“It’s at the forefront of cinematography at the moment,” says Davis. “We did our first basic pass on the DI and then shipped the digital neg off for the creation of a film neg using fine grain stock. That was scanned back in, and the work we had already done in the DI was applied. In some cases, you build in a little offset, but it comes in pretty close. And then we did some final tweaks based on that. When we were doing the final DI, we could choose whether to use the original digital shot. For some of the big wide shot with small characters far away, if we felt we lost a little bit of the character, we could use the digital shot without the film process, for additional clarity.”
One example, perhaps Davis’s favourite shot in the film, is the scene in which Siobhan (Condon), in the distance and framed by the sea and the foreground landscape, strides purposefully across the beach on her way to her home to confront Pádraic (Farrell). Despite her small size in the frame, something essential about her character is communicated by the tiny, billowing figure.
The Banshees of Inisherin premiered at the Venice Film Festival in September 2022, where it met with a 15-minute standing ovation. It also took honours at the British Academy Film Awards for Outstanding British Film.

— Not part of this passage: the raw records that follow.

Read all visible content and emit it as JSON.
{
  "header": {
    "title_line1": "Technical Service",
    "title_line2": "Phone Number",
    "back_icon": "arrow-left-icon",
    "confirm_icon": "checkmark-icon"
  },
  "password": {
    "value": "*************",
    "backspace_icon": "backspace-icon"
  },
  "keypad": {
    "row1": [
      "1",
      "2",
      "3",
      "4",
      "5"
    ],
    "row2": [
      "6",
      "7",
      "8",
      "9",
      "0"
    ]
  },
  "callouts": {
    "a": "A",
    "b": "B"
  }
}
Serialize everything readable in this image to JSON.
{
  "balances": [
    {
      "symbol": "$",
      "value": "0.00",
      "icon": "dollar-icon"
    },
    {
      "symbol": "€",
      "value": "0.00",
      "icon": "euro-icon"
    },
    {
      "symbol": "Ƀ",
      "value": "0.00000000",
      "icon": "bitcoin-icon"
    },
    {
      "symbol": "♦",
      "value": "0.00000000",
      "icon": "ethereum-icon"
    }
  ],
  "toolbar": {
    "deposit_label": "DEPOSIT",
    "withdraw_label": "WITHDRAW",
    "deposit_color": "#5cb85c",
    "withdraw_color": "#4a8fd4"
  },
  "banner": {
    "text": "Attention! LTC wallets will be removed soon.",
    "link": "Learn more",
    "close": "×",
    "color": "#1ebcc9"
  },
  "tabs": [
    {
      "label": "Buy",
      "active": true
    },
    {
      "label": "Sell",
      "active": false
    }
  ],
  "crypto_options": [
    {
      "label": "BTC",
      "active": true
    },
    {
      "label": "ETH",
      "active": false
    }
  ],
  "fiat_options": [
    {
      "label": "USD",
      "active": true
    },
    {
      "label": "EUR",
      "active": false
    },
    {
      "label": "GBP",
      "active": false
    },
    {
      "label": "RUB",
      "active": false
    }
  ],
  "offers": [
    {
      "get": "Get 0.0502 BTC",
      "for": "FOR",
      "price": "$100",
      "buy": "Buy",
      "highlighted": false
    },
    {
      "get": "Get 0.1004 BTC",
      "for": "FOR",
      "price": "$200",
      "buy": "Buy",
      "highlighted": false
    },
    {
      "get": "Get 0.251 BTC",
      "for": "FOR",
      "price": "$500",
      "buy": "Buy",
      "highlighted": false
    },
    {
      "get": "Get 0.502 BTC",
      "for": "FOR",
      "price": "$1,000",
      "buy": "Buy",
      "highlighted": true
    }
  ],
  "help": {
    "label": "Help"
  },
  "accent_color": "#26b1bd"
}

Davis is currently in post on Wicked Little Letters, a feature film that takes place in roughly the same 1920s time period. He plans to go with the digital-film-digital workflow once again, but this time, he is considering a slightly more aggressive approach, using a 250 Daylight film stock for the negative step.